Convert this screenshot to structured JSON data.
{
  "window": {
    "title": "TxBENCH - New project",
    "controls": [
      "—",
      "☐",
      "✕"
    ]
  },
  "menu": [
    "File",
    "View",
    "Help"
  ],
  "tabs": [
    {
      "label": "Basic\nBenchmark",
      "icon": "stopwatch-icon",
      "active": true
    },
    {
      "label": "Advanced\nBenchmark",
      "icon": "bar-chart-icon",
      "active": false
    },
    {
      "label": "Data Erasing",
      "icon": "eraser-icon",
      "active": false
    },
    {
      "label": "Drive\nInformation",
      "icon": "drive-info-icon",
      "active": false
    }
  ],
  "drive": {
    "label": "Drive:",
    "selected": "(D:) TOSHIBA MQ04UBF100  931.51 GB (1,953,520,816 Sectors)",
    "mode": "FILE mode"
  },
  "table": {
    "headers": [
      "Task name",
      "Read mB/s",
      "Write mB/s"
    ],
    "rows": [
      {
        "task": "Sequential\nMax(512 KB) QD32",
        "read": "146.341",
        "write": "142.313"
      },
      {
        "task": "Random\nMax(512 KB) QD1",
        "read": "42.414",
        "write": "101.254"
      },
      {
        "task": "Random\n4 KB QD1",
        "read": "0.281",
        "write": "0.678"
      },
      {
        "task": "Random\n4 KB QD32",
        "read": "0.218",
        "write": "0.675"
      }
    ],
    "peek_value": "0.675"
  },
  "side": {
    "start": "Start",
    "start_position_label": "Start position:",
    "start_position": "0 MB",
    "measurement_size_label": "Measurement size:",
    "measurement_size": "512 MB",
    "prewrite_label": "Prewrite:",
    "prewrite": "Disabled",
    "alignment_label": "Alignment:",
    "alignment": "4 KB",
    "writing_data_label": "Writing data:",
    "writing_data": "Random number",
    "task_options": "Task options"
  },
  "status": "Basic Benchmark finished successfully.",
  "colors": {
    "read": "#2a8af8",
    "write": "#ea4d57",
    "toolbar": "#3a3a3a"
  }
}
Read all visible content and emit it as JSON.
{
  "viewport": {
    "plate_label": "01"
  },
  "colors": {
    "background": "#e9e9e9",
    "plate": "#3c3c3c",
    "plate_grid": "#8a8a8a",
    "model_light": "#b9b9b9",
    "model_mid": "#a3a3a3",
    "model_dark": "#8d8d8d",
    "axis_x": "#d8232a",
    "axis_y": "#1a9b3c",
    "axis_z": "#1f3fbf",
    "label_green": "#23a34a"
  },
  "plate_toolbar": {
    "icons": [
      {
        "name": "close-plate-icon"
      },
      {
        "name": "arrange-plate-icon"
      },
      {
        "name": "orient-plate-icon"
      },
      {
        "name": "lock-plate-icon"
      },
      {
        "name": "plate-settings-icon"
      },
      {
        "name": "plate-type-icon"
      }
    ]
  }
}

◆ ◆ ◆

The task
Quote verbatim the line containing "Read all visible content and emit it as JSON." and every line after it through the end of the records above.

Solution
Read all visible content and emit it as JSON.
{
  "viewport": {
    "plate_label": "01"
  },
  "colors": {
    "background": "#e9e9e9",
    "plate": "#3c3c3c",
    "plate_grid": "#8a8a8a",
    "model_light": "#b9b9b9",
    "model_mid": "#a3a3a3",
    "model_dark": "#8d8d8d",
    "axis_x": "#d8232a",
    "axis_y": "#1a9b3c",
    "axis_z": "#1f3fbf",
    "label_green": "#23a34a"
  },
  "plate_toolbar": {
    "icons": [
      {
        "name": "close-plate-icon"
      },
      {
        "name": "arrange-plate-icon"
      },
      {
        "name": "orient-plate-icon"
      },
      {
        "name": "lock-plate-icon"
      },
      {
        "name": "plate-settings-icon"
      },
      {
        "name": "plate-type-icon"
      }
    ]
  }
}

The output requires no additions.